Facebook fact checkers love to add their addendum to the bottom of posts. It has become as wide spread disregarded as providing Snopes as a definitive authority on information being accurate. While none of this is a big secret, nor a surprise – I have stumbled upon proof that the average person is more credible than those inserting themselves into our social media threads from behind the scenes.
Like most people, I have fell victim to laziness and shared a post without verifying the information for myself. It happens, we all do it. To expect a personal facebook page to be riddled with the same level of validation as a news source is asinine. However, I do my best to validate things before I post, and I have a tendency of providing the proof within the post. This just so happens to be one of those times.
On August 28th, various posts started circulating around social media claiming that 39 missing children were found in a double wide in Georgia. The posts also assert that this should be a top story in mainstream news, but it wasn’t. When I saw this, my instincts kicked in and I instantly searched the news for the claim.
Yes, U.S. Marshals say they found 39 missing children in Georgia during two-week operation, as CBS News reported. I included the link in my shared post and went on my way.
It just so happened that today I was scrolling back through my feed to gather links I had previously shared about gain-of-function research in order to complete another article, and I came across this post with the Facebook fact checker addendum: “Independent fact-checkers say this information has no basis in fact.”
Well that’s funny, because I sourced my post. Furthermore, there was a news conference notifying the public of the development of this case.
What cause does Facebook have to blatantly disregard such well documented fact as baseless?

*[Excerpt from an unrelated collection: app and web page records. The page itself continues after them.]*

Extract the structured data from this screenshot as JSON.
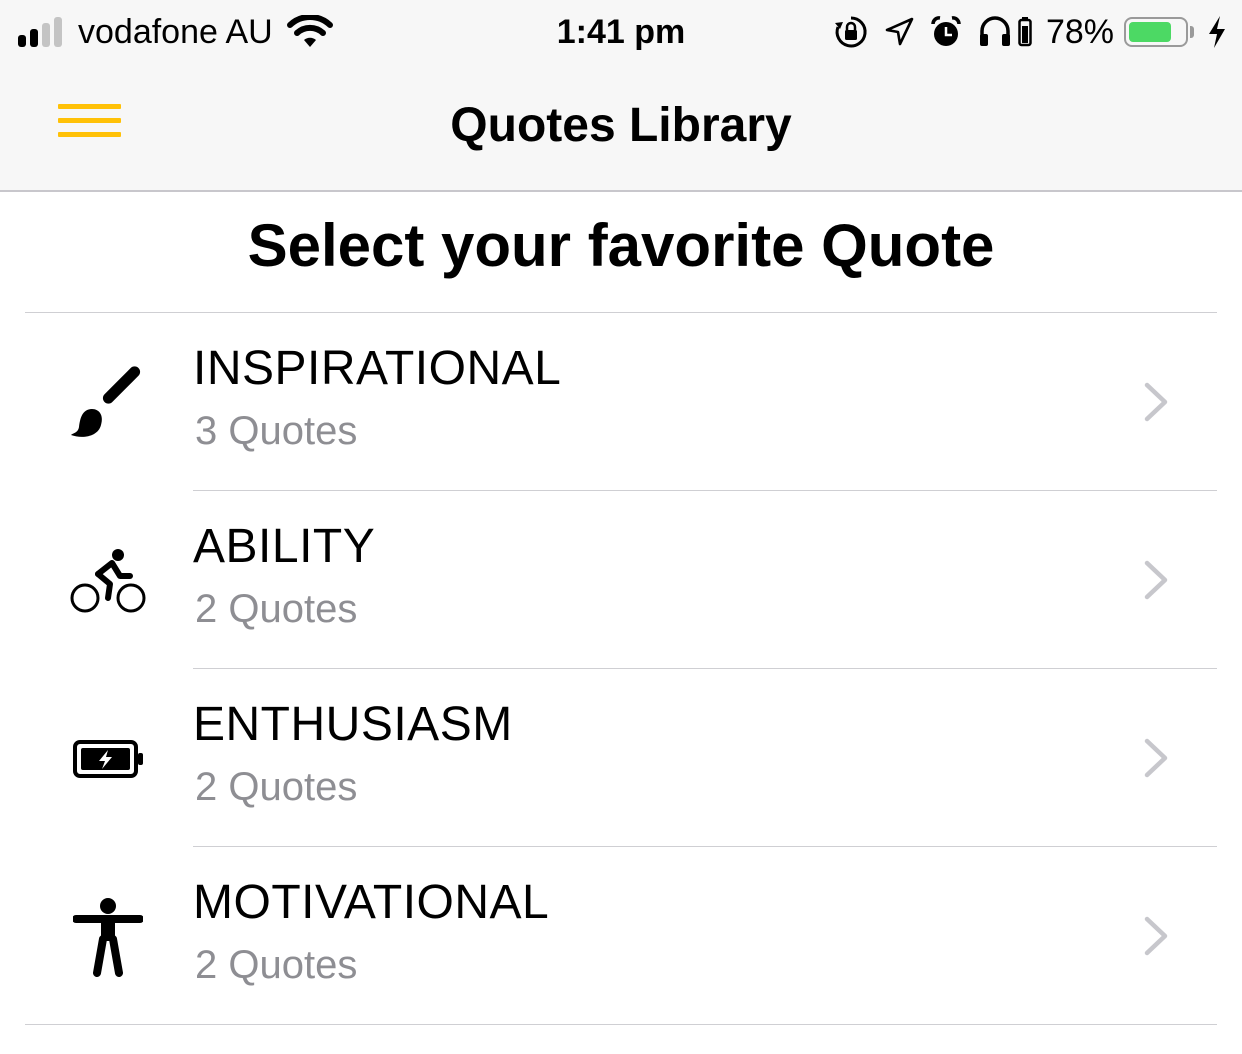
{
  "status_bar": {
    "carrier": "vodafone AU",
    "time": "1:41 pm",
    "battery_percent": "78%",
    "battery_level": 0.78,
    "signal_bars_filled": 2,
    "signal_bars_total": 4,
    "icons": [
      "wifi-icon",
      "orientation-lock-icon",
      "location-icon",
      "alarm-icon",
      "headphones-icon",
      "battery-icon",
      "charging-icon"
    ]
  },
  "nav": {
    "title": "Quotes Library",
    "menu_icon": "hamburger-menu-icon"
  },
  "page": {
    "heading": "Select your favorite Quote"
  },
  "categories": [
    {
      "title": "INSPIRATIONAL",
      "subtitle": "3 Quotes",
      "icon": "paintbrush-icon"
    },
    {
      "title": "ABILITY",
      "subtitle": "2 Quotes",
      "icon": "bicycle-rider-icon"
    },
    {
      "title": "ENTHUSIASM",
      "subtitle": "2 Quotes",
      "icon": "battery-charging-icon"
    },
    {
      "title": "MOTIVATIONAL",
      "subtitle": "2 Quotes",
      "icon": "person-standing-icon"
    }
  ],
  "colors": {
    "accent": "#FFC107",
    "bar_background": "#F7F7F7",
    "battery_green": "#4CD964",
    "subtitle_gray": "#8E8E93",
    "chevron_gray": "#C7C7CC",
    "divider": "#CFCFD3"
  }
}
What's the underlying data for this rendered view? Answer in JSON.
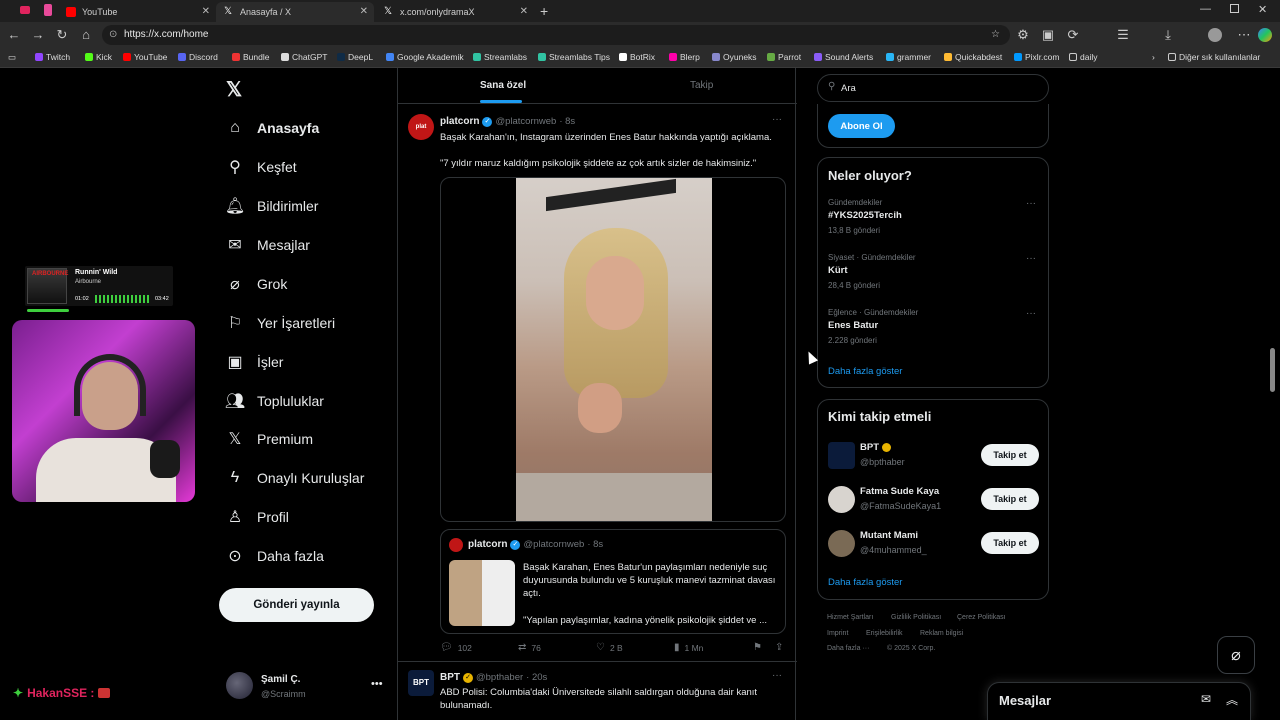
{
  "browser": {
    "tabs": [
      {
        "label": "YouTube"
      },
      {
        "label": "Anasayfa / X"
      },
      {
        "label": "x.com/onlydramaX"
      }
    ],
    "url": "https://x.com/home",
    "bookmarks": [
      "Twitch",
      "Kick",
      "YouTube",
      "Discord",
      "Bundle",
      "ChatGPT",
      "DeepL",
      "Google Akademik",
      "Streamlabs",
      "Streamlabs Tips",
      "BotRix",
      "Blerp",
      "Oyuneks",
      "Parrot",
      "Sound Alerts",
      "grammer",
      "Quickabdest",
      "Pixlr.com",
      "daily"
    ],
    "bookmarks_other": "Diğer sık kullanılanlar"
  },
  "overlay": {
    "song_title": "Runnin' Wild",
    "song_artist": "Airbourne",
    "time_elapsed": "01:02",
    "time_total": "03:42",
    "streamer_name": "HakanSSE :"
  },
  "nav": {
    "items": [
      {
        "label": "Anasayfa",
        "icon": "home-icon"
      },
      {
        "label": "Keşfet",
        "icon": "search-icon"
      },
      {
        "label": "Bildirimler",
        "icon": "bell-icon"
      },
      {
        "label": "Mesajlar",
        "icon": "mail-icon"
      },
      {
        "label": "Grok",
        "icon": "grok-icon"
      },
      {
        "label": "Yer İşaretleri",
        "icon": "bookmark-icon"
      },
      {
        "label": "İşler",
        "icon": "briefcase-icon"
      },
      {
        "label": "Topluluklar",
        "icon": "people-icon"
      },
      {
        "label": "Premium",
        "icon": "x-logo-icon"
      },
      {
        "label": "Onaylı Kuruluşlar",
        "icon": "lightning-icon"
      },
      {
        "label": "Profil",
        "icon": "person-icon"
      },
      {
        "label": "Daha fazla",
        "icon": "more-circle-icon"
      }
    ],
    "post_button": "Gönderi yayınla",
    "account_name": "Şamil Ç.",
    "account_handle": "@Scraimm"
  },
  "feed": {
    "tabs": [
      "Sana özel",
      "Takip"
    ],
    "tweet1": {
      "name": "platcorn",
      "handle": "@platcornweb",
      "time": "· 8s",
      "text1": "Başak Karahan'ın, Instagram üzerinden Enes Batur hakkında yaptığı açıklama.",
      "text2": "\"7 yıldır maruz kaldığım psikolojik şiddete az çok artık sizler de hakimsiniz.\"",
      "quote": {
        "name": "platcorn",
        "handle": "@platcornweb",
        "time": "· 8s",
        "text1": "Başak Karahan, Enes Batur'un paylaşımları nedeniyle suç duyurusunda bulundu ve 5 kuruşluk manevi tazminat davası açtı.",
        "text2": "\"Yapılan paylaşımlar, kadına yönelik psikolojik şiddet ve ..."
      },
      "replies": "102",
      "retweets": "76",
      "likes": "2 B",
      "views": "1 Mn"
    },
    "tweet2": {
      "name": "BPT",
      "handle": "@bpthaber",
      "time": "· 20s",
      "text": "ABD Polisi: Columbia'daki Üniversitede silahlı saldırgan olduğuna dair kanıt bulunamadı."
    }
  },
  "sidebar": {
    "search_placeholder": "Ara",
    "subscribe_button": "Abone Ol",
    "trends_title": "Neler oluyor?",
    "trends": [
      {
        "category": "Gündemdekiler",
        "name": "#YKS2025Tercih",
        "count": "13,8 B gönderi"
      },
      {
        "category": "Siyaset · Gündemdekiler",
        "name": "Kürt",
        "count": "28,4 B gönderi"
      },
      {
        "category": "Eğlence · Gündemdekiler",
        "name": "Enes Batur",
        "count": "2.228 gönderi"
      }
    ],
    "trends_more": "Daha fazla göster",
    "follow_title": "Kimi takip etmeli",
    "suggestions": [
      {
        "name": "BPT",
        "handle": "@bpthaber",
        "button": "Takip et"
      },
      {
        "name": "Fatma Sude Kaya",
        "handle": "@FatmaSudeKaya1",
        "button": "Takip et"
      },
      {
        "name": "Mutant Mami",
        "handle": "@4muhammed_",
        "button": "Takip et"
      }
    ],
    "follow_more": "Daha fazla göster",
    "footer_links": [
      "Hizmet Şartları",
      "Gizlilik Politikası",
      "Çerez Politikası",
      "Imprint",
      "Erişilebilirlik",
      "Reklam bilgisi",
      "Daha fazla ···",
      "© 2025 X Corp."
    ],
    "messages_title": "Mesajlar"
  },
  "colors": {
    "accent": "#1d9bf0",
    "background": "#000000",
    "border": "#2f3336"
  }
}
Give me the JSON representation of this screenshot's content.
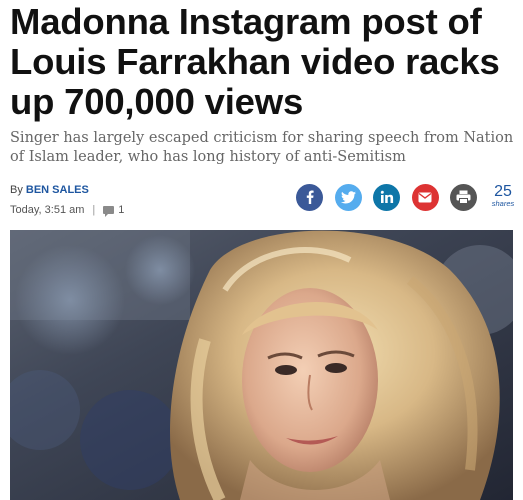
{
  "article": {
    "headline": "Madonna Instagram post of Louis Farrakhan video racks up 700,000 views",
    "subhead": "Singer has largely escaped criticism for sharing speech from Nation of Islam leader, who has long history of anti-Semitism",
    "byline_prefix": "By",
    "author": "BEN SALES",
    "timestamp": "Today, 3:51 am",
    "separator": "|",
    "comment_count": "1"
  },
  "share": {
    "buttons": [
      {
        "name": "facebook",
        "icon": "facebook-icon",
        "color": "#3b5998"
      },
      {
        "name": "twitter",
        "icon": "twitter-icon",
        "color": "#55acee"
      },
      {
        "name": "linkedin",
        "icon": "linkedin-icon",
        "color": "#0e76a8"
      },
      {
        "name": "email",
        "icon": "envelope-icon",
        "color": "#dd3333"
      },
      {
        "name": "print",
        "icon": "printer-icon",
        "color": "#555555"
      }
    ],
    "count": "25",
    "count_label": "shares"
  },
  "colors": {
    "headline": "#111111",
    "subhead": "#666666",
    "author_link": "#1e56a0"
  }
}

The screen shots below were taken by myself of my own feed, and will serve as proof should Facebook reverse their decision after the publication of this article.